What you return must match the records word for word.

Segment Open

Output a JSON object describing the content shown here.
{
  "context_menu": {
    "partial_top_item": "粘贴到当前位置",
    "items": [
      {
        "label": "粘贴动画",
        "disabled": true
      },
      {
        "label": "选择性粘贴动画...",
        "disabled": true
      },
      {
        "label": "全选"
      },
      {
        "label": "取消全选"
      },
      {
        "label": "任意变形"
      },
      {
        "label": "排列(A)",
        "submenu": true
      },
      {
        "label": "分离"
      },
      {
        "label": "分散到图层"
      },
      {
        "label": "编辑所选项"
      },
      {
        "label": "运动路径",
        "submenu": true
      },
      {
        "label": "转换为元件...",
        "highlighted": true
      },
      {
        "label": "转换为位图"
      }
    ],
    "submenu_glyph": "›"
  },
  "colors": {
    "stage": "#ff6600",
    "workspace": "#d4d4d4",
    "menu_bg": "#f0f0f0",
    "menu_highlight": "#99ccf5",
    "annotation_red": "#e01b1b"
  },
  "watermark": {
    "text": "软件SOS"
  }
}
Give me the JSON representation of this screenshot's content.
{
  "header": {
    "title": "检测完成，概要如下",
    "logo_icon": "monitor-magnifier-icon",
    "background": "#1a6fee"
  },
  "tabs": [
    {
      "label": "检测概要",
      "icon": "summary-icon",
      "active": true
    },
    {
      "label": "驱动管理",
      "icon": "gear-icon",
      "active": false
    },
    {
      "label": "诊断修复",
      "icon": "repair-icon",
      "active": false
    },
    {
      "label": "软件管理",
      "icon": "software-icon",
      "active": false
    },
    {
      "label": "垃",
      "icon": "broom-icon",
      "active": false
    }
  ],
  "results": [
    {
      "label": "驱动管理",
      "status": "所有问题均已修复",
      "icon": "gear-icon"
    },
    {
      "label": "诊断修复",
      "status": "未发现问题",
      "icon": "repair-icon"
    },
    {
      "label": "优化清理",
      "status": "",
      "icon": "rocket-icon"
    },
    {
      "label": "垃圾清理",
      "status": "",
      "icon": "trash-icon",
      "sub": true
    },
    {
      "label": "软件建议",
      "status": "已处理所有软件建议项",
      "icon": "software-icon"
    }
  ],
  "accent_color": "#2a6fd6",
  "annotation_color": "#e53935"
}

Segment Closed

Written response:
Output a JSON object describing the content shown here.
{
  "context_menu": {
    "partial_top_item": "粘贴到当前位置",
    "items": [
      {
        "label": "粘贴动画",
        "disabled": true
      },
      {
        "label": "选择性粘贴动画...",
        "disabled": true
      },
      {
        "label": "全选"
      },
      {
        "label": "取消全选"
      },
      {
        "label": "任意变形"
      },
      {
        "label": "排列(A)",
        "submenu": true
      },
      {
        "label": "分离"
      },
      {
        "label": "分散到图层"
      },
      {
        "label": "编辑所选项"
      },
      {
        "label": "运动路径",
        "submenu": true
      },
      {
        "label": "转换为元件...",
        "highlighted": true
      },
      {
        "label": "转换为位图"
      }
    ],
    "submenu_glyph": "›"
  },
  "colors": {
    "stage": "#ff6600",
    "workspace": "#d4d4d4",
    "menu_bg": "#f0f0f0",
    "menu_highlight": "#99ccf5",
    "annotation_red": "#e01b1b"
  },
  "watermark": {
    "text": "软件SOS"
  }
}
Give me the JSON representation of this screenshot's content.
{
  "header": {
    "title": "检测完成，概要如下",
    "logo_icon": "monitor-magnifier-icon",
    "background": "#1a6fee"
  },
  "tabs": [
    {
      "label": "检测概要",
      "icon": "summary-icon",
      "active": true
    },
    {
      "label": "驱动管理",
      "icon": "gear-icon",
      "active": false
    },
    {
      "label": "诊断修复",
      "icon": "repair-icon",
      "active": false
    },
    {
      "label": "软件管理",
      "icon": "software-icon",
      "active": false
    },
    {
      "label": "垃",
      "icon": "broom-icon",
      "active": false
    }
  ],
  "results": [
    {
      "label": "驱动管理",
      "status": "所有问题均已修复",
      "icon": "gear-icon"
    },
    {
      "label": "诊断修复",
      "status": "未发现问题",
      "icon": "repair-icon"
    },
    {
      "label": "优化清理",
      "status": "",
      "icon": "rocket-icon"
    },
    {
      "label": "垃圾清理",
      "status": "",
      "icon": "trash-icon",
      "sub": true
    },
    {
      "label": "软件建议",
      "status": "已处理所有软件建议项",
      "icon": "software-icon"
    }
  ],
  "accent_color": "#2a6fd6",
  "annotation_color": "#e53935"
}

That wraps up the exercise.